The reign of Mahmud II directly led to the decline of the Ottoman Empire, as his decisions hung over the empire for generations. First and foremost, Mahmud II abolished the Janissary corps in 1826 in order to reform the Ottoman Empire's army and modernize the nation of Turkey, which also led to increasing Western European influence in the nation. Nationalism began to rise even more, often centered around religion; following the Tanzimat reforms of 1839, the self-contained millet courts were removed in favor of a nationwide system.

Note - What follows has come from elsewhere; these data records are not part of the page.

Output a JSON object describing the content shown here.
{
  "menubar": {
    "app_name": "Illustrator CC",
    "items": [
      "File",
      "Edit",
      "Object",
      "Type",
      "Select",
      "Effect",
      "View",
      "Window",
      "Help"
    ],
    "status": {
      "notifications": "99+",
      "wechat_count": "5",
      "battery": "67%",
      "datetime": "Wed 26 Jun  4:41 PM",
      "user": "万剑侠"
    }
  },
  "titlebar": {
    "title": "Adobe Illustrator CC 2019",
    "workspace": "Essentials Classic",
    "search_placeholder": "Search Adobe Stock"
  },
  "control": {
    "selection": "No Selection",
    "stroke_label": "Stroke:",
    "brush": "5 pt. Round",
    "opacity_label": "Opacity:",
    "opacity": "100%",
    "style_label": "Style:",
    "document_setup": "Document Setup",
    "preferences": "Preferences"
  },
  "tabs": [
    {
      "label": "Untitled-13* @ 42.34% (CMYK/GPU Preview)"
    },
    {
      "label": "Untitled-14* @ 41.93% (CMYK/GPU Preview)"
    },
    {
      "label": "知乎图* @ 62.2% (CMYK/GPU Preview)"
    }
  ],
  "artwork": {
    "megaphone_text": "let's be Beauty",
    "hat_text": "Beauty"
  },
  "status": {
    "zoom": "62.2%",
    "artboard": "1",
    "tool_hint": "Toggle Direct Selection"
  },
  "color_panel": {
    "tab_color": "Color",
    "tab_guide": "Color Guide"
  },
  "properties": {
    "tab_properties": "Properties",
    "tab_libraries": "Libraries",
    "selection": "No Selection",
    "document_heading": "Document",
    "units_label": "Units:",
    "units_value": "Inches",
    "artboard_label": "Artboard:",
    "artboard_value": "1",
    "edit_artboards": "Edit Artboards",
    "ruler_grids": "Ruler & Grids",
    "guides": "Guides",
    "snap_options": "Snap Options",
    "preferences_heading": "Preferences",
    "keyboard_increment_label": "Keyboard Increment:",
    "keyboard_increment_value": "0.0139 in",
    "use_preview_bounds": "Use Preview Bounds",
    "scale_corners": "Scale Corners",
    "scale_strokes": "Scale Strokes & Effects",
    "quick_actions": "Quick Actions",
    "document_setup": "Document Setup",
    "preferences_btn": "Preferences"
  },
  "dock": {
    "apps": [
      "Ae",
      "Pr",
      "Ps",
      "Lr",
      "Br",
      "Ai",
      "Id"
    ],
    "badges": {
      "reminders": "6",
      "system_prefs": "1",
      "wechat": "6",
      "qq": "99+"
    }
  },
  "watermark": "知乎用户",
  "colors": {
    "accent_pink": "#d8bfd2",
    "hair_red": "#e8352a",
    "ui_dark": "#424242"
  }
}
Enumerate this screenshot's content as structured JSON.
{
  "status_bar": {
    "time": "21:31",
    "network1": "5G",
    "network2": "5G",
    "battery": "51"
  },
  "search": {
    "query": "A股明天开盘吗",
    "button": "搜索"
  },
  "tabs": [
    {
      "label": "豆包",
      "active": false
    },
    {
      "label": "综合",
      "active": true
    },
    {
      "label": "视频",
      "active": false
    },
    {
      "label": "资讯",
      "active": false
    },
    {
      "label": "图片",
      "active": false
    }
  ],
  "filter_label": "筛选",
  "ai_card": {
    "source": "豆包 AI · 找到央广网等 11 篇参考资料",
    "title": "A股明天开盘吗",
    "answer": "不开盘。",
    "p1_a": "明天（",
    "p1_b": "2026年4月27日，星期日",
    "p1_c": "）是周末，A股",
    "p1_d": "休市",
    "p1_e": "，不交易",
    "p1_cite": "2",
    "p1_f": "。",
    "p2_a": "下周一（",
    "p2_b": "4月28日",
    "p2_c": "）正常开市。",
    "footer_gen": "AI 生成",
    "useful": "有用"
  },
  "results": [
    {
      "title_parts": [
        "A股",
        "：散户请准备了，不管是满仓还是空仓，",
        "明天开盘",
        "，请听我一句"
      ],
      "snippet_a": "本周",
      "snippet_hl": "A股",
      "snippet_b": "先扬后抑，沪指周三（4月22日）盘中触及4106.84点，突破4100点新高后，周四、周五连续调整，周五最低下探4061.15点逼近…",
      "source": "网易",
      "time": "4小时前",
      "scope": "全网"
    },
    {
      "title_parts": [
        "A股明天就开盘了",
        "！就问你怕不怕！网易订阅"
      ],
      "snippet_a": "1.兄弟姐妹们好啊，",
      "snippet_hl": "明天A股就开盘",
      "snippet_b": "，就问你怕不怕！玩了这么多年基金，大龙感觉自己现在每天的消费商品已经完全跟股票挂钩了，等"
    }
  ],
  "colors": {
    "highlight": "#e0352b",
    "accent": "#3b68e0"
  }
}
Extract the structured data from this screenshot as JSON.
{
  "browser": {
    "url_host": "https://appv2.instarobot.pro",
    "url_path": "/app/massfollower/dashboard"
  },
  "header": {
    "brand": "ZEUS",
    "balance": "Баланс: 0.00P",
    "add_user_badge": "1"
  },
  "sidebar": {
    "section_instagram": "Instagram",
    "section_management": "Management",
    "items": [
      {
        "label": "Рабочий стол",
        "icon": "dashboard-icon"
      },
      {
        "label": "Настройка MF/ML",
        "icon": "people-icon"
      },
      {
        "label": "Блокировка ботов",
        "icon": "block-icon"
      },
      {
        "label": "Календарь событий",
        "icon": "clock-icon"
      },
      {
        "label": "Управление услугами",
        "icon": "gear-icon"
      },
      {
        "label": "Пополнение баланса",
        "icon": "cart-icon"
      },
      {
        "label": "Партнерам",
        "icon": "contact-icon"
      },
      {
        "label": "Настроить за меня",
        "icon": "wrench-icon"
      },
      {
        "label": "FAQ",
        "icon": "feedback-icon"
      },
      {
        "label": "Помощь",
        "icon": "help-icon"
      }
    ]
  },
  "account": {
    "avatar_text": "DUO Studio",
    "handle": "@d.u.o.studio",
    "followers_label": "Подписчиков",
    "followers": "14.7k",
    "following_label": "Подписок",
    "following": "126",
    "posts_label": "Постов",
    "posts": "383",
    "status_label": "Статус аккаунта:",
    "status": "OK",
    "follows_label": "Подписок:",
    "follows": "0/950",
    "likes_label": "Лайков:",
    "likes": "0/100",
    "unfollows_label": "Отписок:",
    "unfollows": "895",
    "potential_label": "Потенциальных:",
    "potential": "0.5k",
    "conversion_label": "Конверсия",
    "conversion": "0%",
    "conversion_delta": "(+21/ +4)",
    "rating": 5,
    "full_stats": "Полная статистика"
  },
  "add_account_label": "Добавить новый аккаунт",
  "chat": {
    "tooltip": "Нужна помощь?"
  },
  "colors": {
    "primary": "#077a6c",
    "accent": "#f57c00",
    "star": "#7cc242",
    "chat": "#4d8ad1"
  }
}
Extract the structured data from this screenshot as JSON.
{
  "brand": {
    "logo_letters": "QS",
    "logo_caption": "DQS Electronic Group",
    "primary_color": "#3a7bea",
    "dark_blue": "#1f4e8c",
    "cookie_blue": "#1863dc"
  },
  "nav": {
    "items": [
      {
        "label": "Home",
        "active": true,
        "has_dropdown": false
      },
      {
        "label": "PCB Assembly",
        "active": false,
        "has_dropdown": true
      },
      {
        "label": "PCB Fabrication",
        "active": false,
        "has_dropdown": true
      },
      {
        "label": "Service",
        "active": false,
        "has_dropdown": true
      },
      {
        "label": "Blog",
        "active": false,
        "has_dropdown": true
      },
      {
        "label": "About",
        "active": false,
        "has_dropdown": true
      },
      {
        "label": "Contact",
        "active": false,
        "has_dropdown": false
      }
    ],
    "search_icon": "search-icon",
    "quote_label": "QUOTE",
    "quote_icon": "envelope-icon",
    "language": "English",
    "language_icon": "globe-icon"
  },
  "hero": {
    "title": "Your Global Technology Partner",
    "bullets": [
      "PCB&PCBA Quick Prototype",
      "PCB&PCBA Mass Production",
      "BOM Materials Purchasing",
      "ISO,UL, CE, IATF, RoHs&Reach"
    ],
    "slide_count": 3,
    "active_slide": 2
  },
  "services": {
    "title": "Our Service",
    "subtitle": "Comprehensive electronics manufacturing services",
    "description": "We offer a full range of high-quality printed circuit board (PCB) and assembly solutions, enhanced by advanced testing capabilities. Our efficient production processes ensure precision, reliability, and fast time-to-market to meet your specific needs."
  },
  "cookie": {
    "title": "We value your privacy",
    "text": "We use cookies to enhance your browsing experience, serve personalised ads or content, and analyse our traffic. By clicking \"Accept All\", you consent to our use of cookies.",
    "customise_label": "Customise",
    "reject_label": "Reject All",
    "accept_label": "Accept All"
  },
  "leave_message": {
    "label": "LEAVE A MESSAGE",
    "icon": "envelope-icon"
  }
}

The terrible economy of the Ottoman Empire at the time also contributed to its decline. Taxation was high, and this left the lower classes with a substantial amount of social oppression. Many of these oppressive charges and taxes were changed under Mahmud's reign; though that is ostensibly a good thing, these varying changes which all occurred right after the other substantially disrupted existing systems and affected the economy. Without a functioning economy that adjusted to changes in financing like the British and French could, the Ottoman Empire continually shrunk until Russia and other nations continually chipped away at their borders.
2. How unified, or divided, was the world of Islam between, roughly, 1600-1875. Be sure to explain the reasons for your conclusions.
I would say that the world of Islam, especially as it relates to the Ottoman Empire, was fairly divided from 1600-1875. Many different countries, and even communities, had their own idea of Islam that they would exercise throughout their own domain. The millet courts were legal courts in which communities were permitted to exercise self-rule under one single system. This system was maintained largely through this period of time for Islam, permitting each community to have its own notion of diverse beliefs that comprised their religion. In this way, Islam practiced a significant degree of religious pluralism throughout the Ottoman Empire.
Despite these differences, however, there was a substantial amount of unification; due to the Sultan of the Ottoman Empire doubling as the Caliph, Ottoman law did not differentiate between ethnicities or citizenships, allowing all Muslims, regardless of sect, to be protected under the same law. This is one of the factors that made the Ottoman Empire a great haven for Muslims. However, with the rise of Arab nationalism in 1821, secular policies from the Young Turks and divisive political decisions started to split apart various Muslim sects, dividing them substantially once again. While other sects of Muslims did unite against the Arabs, the resulting infighting caused significant damage to Mecca, and led to the eventual dismantling of the Ottoman Empire as a Pan-Islamic state.